    According to the Guardian though, ERI backed up its allegations with a report containing hundreds of witness statements taken in Burma as recently as last month which, it said, proved that the situation was as bad as ever.
    UN rapporteur on Human Rights meets Burmese leaders

    ABC Online

    The special rapporteur of the U.N. Commission on Human Rights on the human rights situation in Myanmar, Paulo Sergio Pinheiro has held talks with senior junta figure General Khin Nyunt in Rangoon.

    Mr Pinheiro's talks with Khin Nyunt, first secretary of Myanmar's ruling State Peace and Development Council, lasted for more than an hour.

    The UN official and his aides arrived in Rangoon on Tuesday for a 12-day investigative mission, his second to Myanmar this year after having visited in April. He is also expected to meet with Aung San Suu Kyi and other leaders of her opposition National League for Democracy, which won the 1990 general elections by a landslide but was blocked from coming to power by the military.
    Burma to Top Heroin Produce

    LONDON (AP) - Burma could become the world's biggest supplier of heroin if Afghan growers adhere to the Taliban's ban on opium poppy cultivation, a U.N. researcher said Friday.

    Dr. Sandeep Chawla, chief of research for the U.N. drug control program,said last year's ban by Afghanistan 's hard-line Taliban rulers was highly effective.

    ``Afghanistan has gone from producing 70 percent of the world's opium to less than 10 percent,'' Chawla told a London conference organized by the British charity Drug Scope.

    During the 1990s, Afghanistan produced between 3,000 and 4,000 tons of opium per year, followed by Burma, which produced 1,000 tons a year, and Laos and Colombia, which produced 100 tons a year, Chawla said.At poppy harvest time last year, Afghanistan had 200,000 acres under poppy cultivation, producing 3,276 tons of raw opium. This year, 18,700 acres under cultivation have produced 185 tons of opium.

    The price of raw opium in Afghanistan went from $20 a kilo last year to more than $200 this year.
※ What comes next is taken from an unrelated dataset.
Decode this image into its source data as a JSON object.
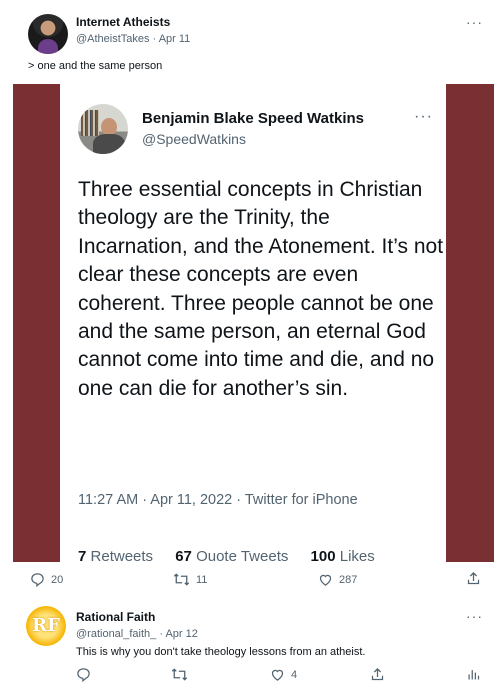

It was $700 just before the Sept. 11 attacks, after which it plummeted dramatically on speculation that the Taliban prohibition on poppy cultivation would not be enforced, Chawla said.

    For the first time in 30 years, the price of raw opium in Burma is at the same level as in Afghanistan, when usually it is up to three times higher, he said.

    Although there was no evidence so far that farmers were returning to growing opium, Chawla said they might if political instability and widespread poverty continued.
    Security Measures Influence New Bridge

    By Maung Maung Oo
    The Irrawaddy

    October 12, 2001—Burma’s decision to build a second bridge linking Mai Sai in Thailand with Tachilek in Burma’s Shan State is not simply an attempt to boost bilateral trade. The move is primarily aimed at better controlling the flow of vehicles heading in and out of Burma, according to sources in Tachilek.

    "The mixed flow of pedestrians and vehicles on the old bridge creates a rather chaotic scene for border officials," said a man in Tachilek.The new bridge will only be used for motored vehicles, while the current bridge will deal with foot traffic. The bridge is projected to be finished in two years.

    The source added that the decision was also based on a recent incident involving a group of high-ranking Thai officials who entered Burma unnoticed and who were eventually kidnapped by soldiers from the United Wa State Army (UWSA). The UWSA is an armed guerilla group that is widely believed to be the number-one producer of both methamphetamines and heroin in Burma.

    "Rangoon does not want to face another problem like this in the future," said an intelligence source in Tachilek. The Thai officials were released unharmed after a delegation of Burmese officials brokered their release.

    The border crossing was closed for almost five months this year after a series of border clashes between the two countries. The border crossing reopened in July."Business is only back to about half of what it was before the closure," said a businessman in Tachilek. The Burmese government is still prohibiting the import of certain Thai products such as MSG and some energy drinks." Last Sunday, Burma’s Lt-Gen Khin Nyunt and Thai Foreign Minister Surakiart Sathirathai inspected the new bridge site.